> [TASK BRIEF] Each entry below should be retyped exactly as given.

------ RECORDS FOR PROCESSING

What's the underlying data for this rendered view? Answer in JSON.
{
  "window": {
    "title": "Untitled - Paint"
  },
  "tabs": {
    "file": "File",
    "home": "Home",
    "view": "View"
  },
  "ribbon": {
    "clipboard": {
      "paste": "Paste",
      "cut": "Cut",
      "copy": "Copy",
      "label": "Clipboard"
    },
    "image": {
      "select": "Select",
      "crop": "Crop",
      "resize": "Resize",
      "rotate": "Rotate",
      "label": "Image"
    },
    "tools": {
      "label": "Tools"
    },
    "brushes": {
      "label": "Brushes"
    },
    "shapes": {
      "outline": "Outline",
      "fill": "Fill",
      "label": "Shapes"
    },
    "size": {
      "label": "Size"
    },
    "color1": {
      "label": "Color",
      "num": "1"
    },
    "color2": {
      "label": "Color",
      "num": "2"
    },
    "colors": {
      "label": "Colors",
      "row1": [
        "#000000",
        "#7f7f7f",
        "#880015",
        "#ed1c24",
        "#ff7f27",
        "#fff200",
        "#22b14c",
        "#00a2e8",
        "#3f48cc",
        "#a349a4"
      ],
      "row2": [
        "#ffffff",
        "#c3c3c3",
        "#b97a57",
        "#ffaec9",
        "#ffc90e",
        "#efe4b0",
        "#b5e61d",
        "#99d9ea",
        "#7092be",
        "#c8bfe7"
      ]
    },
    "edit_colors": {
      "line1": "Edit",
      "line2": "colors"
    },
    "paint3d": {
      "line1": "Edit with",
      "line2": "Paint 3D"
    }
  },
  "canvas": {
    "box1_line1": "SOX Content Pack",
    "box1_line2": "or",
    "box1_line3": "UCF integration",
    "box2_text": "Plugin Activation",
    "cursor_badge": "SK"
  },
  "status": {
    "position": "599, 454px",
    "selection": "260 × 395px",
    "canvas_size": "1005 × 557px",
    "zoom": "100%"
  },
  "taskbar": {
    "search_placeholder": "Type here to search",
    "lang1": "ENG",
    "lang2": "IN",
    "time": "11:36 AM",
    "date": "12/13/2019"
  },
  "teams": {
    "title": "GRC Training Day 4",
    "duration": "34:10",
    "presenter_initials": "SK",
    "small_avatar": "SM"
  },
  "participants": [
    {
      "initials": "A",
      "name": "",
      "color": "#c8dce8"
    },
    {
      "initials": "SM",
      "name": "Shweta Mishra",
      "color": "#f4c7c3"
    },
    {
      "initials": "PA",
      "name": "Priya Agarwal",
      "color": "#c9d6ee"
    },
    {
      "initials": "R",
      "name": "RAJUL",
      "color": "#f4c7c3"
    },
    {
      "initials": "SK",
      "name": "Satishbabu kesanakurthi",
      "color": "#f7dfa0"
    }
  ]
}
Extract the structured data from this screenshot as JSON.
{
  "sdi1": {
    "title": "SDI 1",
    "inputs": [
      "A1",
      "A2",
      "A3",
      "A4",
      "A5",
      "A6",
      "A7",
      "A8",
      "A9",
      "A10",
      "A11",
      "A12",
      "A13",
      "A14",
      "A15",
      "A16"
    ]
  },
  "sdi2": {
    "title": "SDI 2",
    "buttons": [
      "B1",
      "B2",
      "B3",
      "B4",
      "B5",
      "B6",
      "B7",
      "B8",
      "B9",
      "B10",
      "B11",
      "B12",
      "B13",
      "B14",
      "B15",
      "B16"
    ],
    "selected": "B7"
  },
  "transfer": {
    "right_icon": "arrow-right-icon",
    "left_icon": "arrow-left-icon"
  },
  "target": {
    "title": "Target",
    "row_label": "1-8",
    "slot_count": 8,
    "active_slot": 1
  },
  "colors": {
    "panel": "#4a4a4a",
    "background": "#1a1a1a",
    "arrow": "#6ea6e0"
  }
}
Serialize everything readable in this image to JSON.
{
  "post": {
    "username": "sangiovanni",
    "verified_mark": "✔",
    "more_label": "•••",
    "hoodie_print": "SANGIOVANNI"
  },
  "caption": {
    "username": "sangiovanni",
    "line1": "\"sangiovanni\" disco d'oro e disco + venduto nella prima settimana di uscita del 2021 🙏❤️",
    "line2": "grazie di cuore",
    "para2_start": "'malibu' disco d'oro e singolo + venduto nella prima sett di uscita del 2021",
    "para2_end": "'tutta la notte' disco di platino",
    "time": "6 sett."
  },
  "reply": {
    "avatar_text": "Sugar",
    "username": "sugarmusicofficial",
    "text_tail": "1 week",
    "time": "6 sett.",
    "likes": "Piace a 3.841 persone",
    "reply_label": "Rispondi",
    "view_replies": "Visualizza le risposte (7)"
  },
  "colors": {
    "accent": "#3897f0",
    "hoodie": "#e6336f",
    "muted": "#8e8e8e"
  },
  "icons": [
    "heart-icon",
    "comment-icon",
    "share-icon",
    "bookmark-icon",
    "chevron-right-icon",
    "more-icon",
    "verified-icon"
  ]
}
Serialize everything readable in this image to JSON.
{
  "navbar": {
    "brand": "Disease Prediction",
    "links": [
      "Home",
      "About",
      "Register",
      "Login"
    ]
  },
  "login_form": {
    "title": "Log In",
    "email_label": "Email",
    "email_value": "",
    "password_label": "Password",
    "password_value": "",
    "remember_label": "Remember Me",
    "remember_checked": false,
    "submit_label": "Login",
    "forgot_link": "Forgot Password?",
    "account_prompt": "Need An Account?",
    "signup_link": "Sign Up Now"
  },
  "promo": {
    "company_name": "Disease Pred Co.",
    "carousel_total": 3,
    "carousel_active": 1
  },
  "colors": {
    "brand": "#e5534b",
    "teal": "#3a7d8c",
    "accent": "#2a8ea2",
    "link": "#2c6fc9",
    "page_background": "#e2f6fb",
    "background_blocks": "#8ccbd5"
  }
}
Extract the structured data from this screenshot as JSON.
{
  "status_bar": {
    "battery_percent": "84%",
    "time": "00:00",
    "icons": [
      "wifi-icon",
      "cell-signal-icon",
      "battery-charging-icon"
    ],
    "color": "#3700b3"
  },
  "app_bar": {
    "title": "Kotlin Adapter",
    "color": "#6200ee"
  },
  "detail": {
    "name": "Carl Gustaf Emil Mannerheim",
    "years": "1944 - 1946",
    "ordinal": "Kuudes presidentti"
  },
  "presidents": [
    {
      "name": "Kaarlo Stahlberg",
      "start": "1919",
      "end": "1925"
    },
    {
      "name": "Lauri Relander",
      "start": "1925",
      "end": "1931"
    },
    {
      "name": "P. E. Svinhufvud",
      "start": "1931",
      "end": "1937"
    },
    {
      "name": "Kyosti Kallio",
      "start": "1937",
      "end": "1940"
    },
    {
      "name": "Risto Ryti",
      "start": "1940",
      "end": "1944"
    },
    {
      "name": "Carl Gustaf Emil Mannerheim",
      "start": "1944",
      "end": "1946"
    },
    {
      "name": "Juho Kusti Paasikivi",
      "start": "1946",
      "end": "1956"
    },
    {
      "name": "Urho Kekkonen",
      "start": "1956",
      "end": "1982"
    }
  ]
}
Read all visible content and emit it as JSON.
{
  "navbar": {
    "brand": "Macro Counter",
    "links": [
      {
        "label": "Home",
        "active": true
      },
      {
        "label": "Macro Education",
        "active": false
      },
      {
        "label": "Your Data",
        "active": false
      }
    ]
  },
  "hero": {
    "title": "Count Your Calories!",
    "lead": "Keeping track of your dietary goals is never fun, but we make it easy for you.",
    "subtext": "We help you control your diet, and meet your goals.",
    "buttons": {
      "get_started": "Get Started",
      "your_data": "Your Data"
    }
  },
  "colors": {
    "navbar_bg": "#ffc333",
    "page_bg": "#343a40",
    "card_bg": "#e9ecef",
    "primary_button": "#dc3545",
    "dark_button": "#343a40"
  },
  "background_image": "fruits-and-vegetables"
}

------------

> [RESULT FOR THIS EXERCISE]
What's the underlying data for this rendered view? Answer in JSON.
{
  "window": {
    "title": "Untitled - Paint"
  },
  "tabs": {
    "file": "File",
    "home": "Home",
    "view": "View"
  },
  "ribbon": {
    "clipboard": {
      "paste": "Paste",
      "cut": "Cut",
      "copy": "Copy",
      "label": "Clipboard"
    },
    "image": {
      "select": "Select",
      "crop": "Crop",
      "resize": "Resize",
      "rotate": "Rotate",
      "label": "Image"
    },
    "tools": {
      "label": "Tools"
    },
    "brushes": {
      "label": "Brushes"
    },
    "shapes": {
      "outline": "Outline",
      "fill": "Fill",
      "label": "Shapes"
    },
    "size": {
      "label": "Size"
    },
    "color1": {
      "label": "Color",
      "num": "1"
    },
    "color2": {
      "label": "Color",
      "num": "2"
    },
    "colors": {
      "label": "Colors",
      "row1": [
        "#000000",
        "#7f7f7f",
        "#880015",
        "#ed1c24",
        "#ff7f27",
        "#fff200",
        "#22b14c",
        "#00a2e8",
        "#3f48cc",
        "#a349a4"
      ],
      "row2": [
        "#ffffff",
        "#c3c3c3",
        "#b97a57",
        "#ffaec9",
        "#ffc90e",
        "#efe4b0",
        "#b5e61d",
        "#99d9ea",
        "#7092be",
        "#c8bfe7"
      ]
    },
    "edit_colors": {
      "line1": "Edit",
      "line2": "colors"
    },
    "paint3d": {
      "line1": "Edit with",
      "line2": "Paint 3D"
    }
  },
  "canvas": {
    "box1_line1": "SOX Content Pack",
    "box1_line2": "or",
    "box1_line3": "UCF integration",
    "box2_text": "Plugin Activation",
    "cursor_badge": "SK"
  },
  "status": {
    "position": "599, 454px",
    "selection": "260 × 395px",
    "canvas_size": "1005 × 557px",
    "zoom": "100%"
  },
  "taskbar": {
    "search_placeholder": "Type here to search",
    "lang1": "ENG",
    "lang2": "IN",
    "time": "11:36 AM",
    "date": "12/13/2019"
  },
  "teams": {
    "title": "GRC Training Day 4",
    "duration": "34:10",
    "presenter_initials": "SK",
    "small_avatar": "SM"
  },
  "participants": [
    {
      "initials": "A",
      "name": "",
      "color": "#c8dce8"
    },
    {
      "initials": "SM",
      "name": "Shweta Mishra",
      "color": "#f4c7c3"
    },
    {
      "initials": "PA",
      "name": "Priya Agarwal",
      "color": "#c9d6ee"
    },
    {
      "initials": "R",
      "name": "RAJUL",
      "color": "#f4c7c3"
    },
    {
      "initials": "SK",
      "name": "Satishbabu kesanakurthi",
      "color": "#f7dfa0"
    }
  ]
}
Extract the structured data from this screenshot as JSON.
{
  "sdi1": {
    "title": "SDI 1",
    "inputs": [
      "A1",
      "A2",
      "A3",
      "A4",
      "A5",
      "A6",
      "A7",
      "A8",
      "A9",
      "A10",
      "A11",
      "A12",
      "A13",
      "A14",
      "A15",
      "A16"
    ]
  },
  "sdi2": {
    "title": "SDI 2",
    "buttons": [
      "B1",
      "B2",
      "B3",
      "B4",
      "B5",
      "B6",
      "B7",
      "B8",
      "B9",
      "B10",
      "B11",
      "B12",
      "B13",
      "B14",
      "B15",
      "B16"
    ],
    "selected": "B7"
  },
  "transfer": {
    "right_icon": "arrow-right-icon",
    "left_icon": "arrow-left-icon"
  },
  "target": {
    "title": "Target",
    "row_label": "1-8",
    "slot_count": 8,
    "active_slot": 1
  },
  "colors": {
    "panel": "#4a4a4a",
    "background": "#1a1a1a",
    "arrow": "#6ea6e0"
  }
}
Serialize everything readable in this image to JSON.
{
  "post": {
    "username": "sangiovanni",
    "verified_mark": "✔",
    "more_label": "•••",
    "hoodie_print": "SANGIOVANNI"
  },
  "caption": {
    "username": "sangiovanni",
    "line1": "\"sangiovanni\" disco d'oro e disco + venduto nella prima settimana di uscita del 2021 🙏❤️",
    "line2": "grazie di cuore",
    "para2_start": "'malibu' disco d'oro e singolo + venduto nella prima sett di uscita del 2021",
    "para2_end": "'tutta la notte' disco di platino",
    "time": "6 sett."
  },
  "reply": {
    "avatar_text": "Sugar",
    "username": "sugarmusicofficial",
    "text_tail": "1 week",
    "time": "6 sett.",
    "likes": "Piace a 3.841 persone",
    "reply_label": "Rispondi",
    "view_replies": "Visualizza le risposte (7)"
  },
  "colors": {
    "accent": "#3897f0",
    "hoodie": "#e6336f",
    "muted": "#8e8e8e"
  },
  "icons": [
    "heart-icon",
    "comment-icon",
    "share-icon",
    "bookmark-icon",
    "chevron-right-icon",
    "more-icon",
    "verified-icon"
  ]
}
Serialize everything readable in this image to JSON.
{
  "navbar": {
    "brand": "Disease Prediction",
    "links": [
      "Home",
      "About",
      "Register",
      "Login"
    ]
  },
  "login_form": {
    "title": "Log In",
    "email_label": "Email",
    "email_value": "",
    "password_label": "Password",
    "password_value": "",
    "remember_label": "Remember Me",
    "remember_checked": false,
    "submit_label": "Login",
    "forgot_link": "Forgot Password?",
    "account_prompt": "Need An Account?",
    "signup_link": "Sign Up Now"
  },
  "promo": {
    "company_name": "Disease Pred Co.",
    "carousel_total": 3,
    "carousel_active": 1
  },
  "colors": {
    "brand": "#e5534b",
    "teal": "#3a7d8c",
    "accent": "#2a8ea2",
    "link": "#2c6fc9",
    "page_background": "#e2f6fb",
    "background_blocks": "#8ccbd5"
  }
}
Extract the structured data from this screenshot as JSON.
{
  "status_bar": {
    "battery_percent": "84%",
    "time": "00:00",
    "icons": [
      "wifi-icon",
      "cell-signal-icon",
      "battery-charging-icon"
    ],
    "color": "#3700b3"
  },
  "app_bar": {
    "title": "Kotlin Adapter",
    "color": "#6200ee"
  },
  "detail": {
    "name": "Carl Gustaf Emil Mannerheim",
    "years": "1944 - 1946",
    "ordinal": "Kuudes presidentti"
  },
  "presidents": [
    {
      "name": "Kaarlo Stahlberg",
      "start": "1919",
      "end": "1925"
    },
    {
      "name": "Lauri Relander",
      "start": "1925",
      "end": "1931"
    },
    {
      "name": "P. E. Svinhufvud",
      "start": "1931",
      "end": "1937"
    },
    {
      "name": "Kyosti Kallio",
      "start": "1937",
      "end": "1940"
    },
    {
      "name": "Risto Ryti",
      "start": "1940",
      "end": "1944"
    },
    {
      "name": "Carl Gustaf Emil Mannerheim",
      "start": "1944",
      "end": "1946"
    },
    {
      "name": "Juho Kusti Paasikivi",
      "start": "1946",
      "end": "1956"
    },
    {
      "name": "Urho Kekkonen",
      "start": "1956",
      "end": "1982"
    }
  ]
}
Read all visible content and emit it as JSON.
{
  "navbar": {
    "brand": "Macro Counter",
    "links": [
      {
        "label": "Home",
        "active": true
      },
      {
        "label": "Macro Education",
        "active": false
      },
      {
        "label": "Your Data",
        "active": false
      }
    ]
  },
  "hero": {
    "title": "Count Your Calories!",
    "lead": "Keeping track of your dietary goals is never fun, but we make it easy for you.",
    "subtext": "We help you control your diet, and meet your goals.",
    "buttons": {
      "get_started": "Get Started",
      "your_data": "Your Data"
    }
  },
  "colors": {
    "navbar_bg": "#ffc333",
    "page_bg": "#343a40",
    "card_bg": "#e9ecef",
    "primary_button": "#dc3545",
    "dark_button": "#343a40"
  },
  "background_image": "fruits-and-vegetables"
}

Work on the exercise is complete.